Rating: 3 of 5 stars
Story Description (from The Trollope Society website):
Mr. Greenmantle, the bank manager at Plumpington, had a daughter Emily, who was in love with Philip Hughes, cashier at the bank. The banker, a thorough snob, objected to Philip as a son-in-law because he was not his social equal and had no money. On a lower plane a similar situation had developed in the home of Hickory Peppercorn, the local brewer. Jack Hollycombe, a malt salesman, loved Polly Peppercorn, but her father thought she could do better....Both girls had the sympathy and understanding of the village rector, the Rev. Dr. Freeborn, who invited both families and the two suitors to a Christmas dinner, and succeeded in creating such a warm spirit of friendliness that he soon after performed both wedding ceremonies.
This story focuses on two women who are determined to marry for love and must convince their disapproving fathers to support them in their decision. Both young ladies are only children, and are clearly well-loved by their fathers. Unfortunately, their fathers think the men they've chosen aren't good enough for them, so they refuse to go along with their daughters' wishes. Polly Peppercorn wears down her father by putting away her pretty dresses and treating people like they are of a higher class than she is, telling her father that if he will not support her wishes (and give her intended husband the allowance he was refusing to give) then she must learn to live at a lower standard of living as Jack's wife. Emily Greenmantle wears down her father after she stops eating and becomes sickly. Both young ladies have the sympathy of Dr. Freeborn, who does what he can to put in a good word on their behalf with their fathers when he sees them. Eventually the women are successful in winning over their fathers and they all celebrate a lovely Christmas dinner together--fathers, daughters, and future sons-in-law all.

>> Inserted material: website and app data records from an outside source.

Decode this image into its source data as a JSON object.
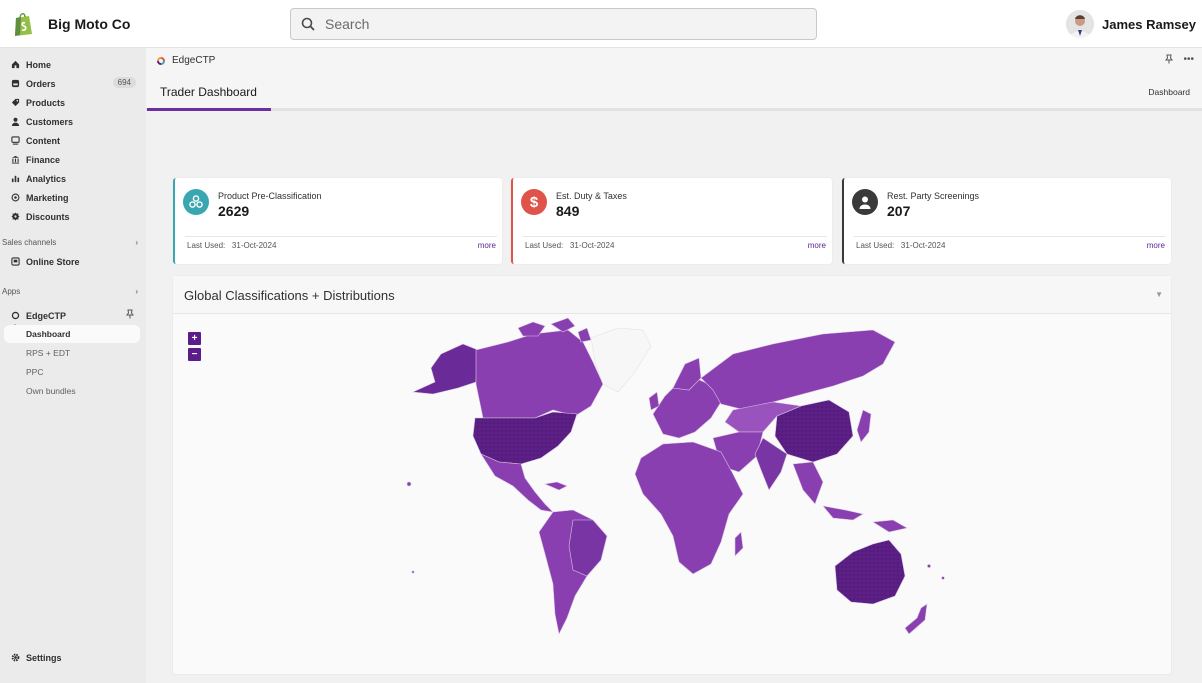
{
  "topbar": {
    "store_name": "Big Moto Co",
    "search_placeholder": "Search",
    "user_name": "James Ramsey"
  },
  "sidebar": {
    "items": [
      {
        "label": "Home",
        "icon": "home-icon"
      },
      {
        "label": "Orders",
        "icon": "orders-icon",
        "badge": "694"
      },
      {
        "label": "Products",
        "icon": "tag-icon"
      },
      {
        "label": "Customers",
        "icon": "person-icon"
      },
      {
        "label": "Content",
        "icon": "content-icon"
      },
      {
        "label": "Finance",
        "icon": "bank-icon"
      },
      {
        "label": "Analytics",
        "icon": "bar-chart-icon"
      },
      {
        "label": "Marketing",
        "icon": "target-icon"
      },
      {
        "label": "Discounts",
        "icon": "discount-icon"
      }
    ],
    "sales_channels_label": "Sales channels",
    "online_store_label": "Online Store",
    "apps_label": "Apps",
    "app_name": "EdgeCTP",
    "sub_items": [
      "Dashboard",
      "RPS + EDT",
      "PPC",
      "Own bundles"
    ],
    "settings_label": "Settings"
  },
  "app_strip": {
    "app_name": "EdgeCTP"
  },
  "header": {
    "title": "Trader Dashboard",
    "crumb": "Dashboard"
  },
  "cards": [
    {
      "title": "Product Pre-Classification",
      "value": "2629",
      "last_used_label": "Last Used:",
      "last_used": "31-Oct-2024",
      "more": "more",
      "color": "#3aa6b0",
      "icon": "classification-icon"
    },
    {
      "title": "Est. Duty & Taxes",
      "value": "849",
      "last_used_label": "Last Used:",
      "last_used": "31-Oct-2024",
      "more": "more",
      "color": "#e0534a",
      "icon": "dollar-icon"
    },
    {
      "title": "Rest. Party Screenings",
      "value": "207",
      "last_used_label": "Last Used:",
      "last_used": "31-Oct-2024",
      "more": "more",
      "color": "#3a3a3a",
      "icon": "user-circle-icon"
    }
  ],
  "map": {
    "title": "Global Classifications + Distributions",
    "zoom_in": "+",
    "zoom_out": "−",
    "fill_color": "#8a3fb0",
    "highlight_color": "#5b1f86"
  }
}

I enjoyed this story to a certain extent, but it was a bit dry for my taste. I've never read Trollope before and I wasn't really sure what to expect, but this story just didn't grab me. There wasn't very much action--much of the story consisted of conversation and planning--and I had a hard time staying interested. I think part of the problem was that I never really connected with the characters. These girls were well-off and both claimed they would be willing to marry without their fathers' financial support, but their actions to win over their fathers didn't win me over. Sure, I thought their fathers had silly reasons for not supporting their wishes for marriage, but I also felt like the girls' actions were not that heroic. In order to get what they wanted, Polly wore boring dresses and Emily made herself sick. I think part of my ambivalence to the story is that I am of a different generation, and I just didn't get it. It seemed manipulative, but who am I to judge? Women didn't have as much freedom of choice then as we do today.
So, alas, this story didn't rock my world, but I'm always willing to give an author a second try. Is there a book by Anthony Trollope that you, my friendly readers, would recommend for this Trollope newbie?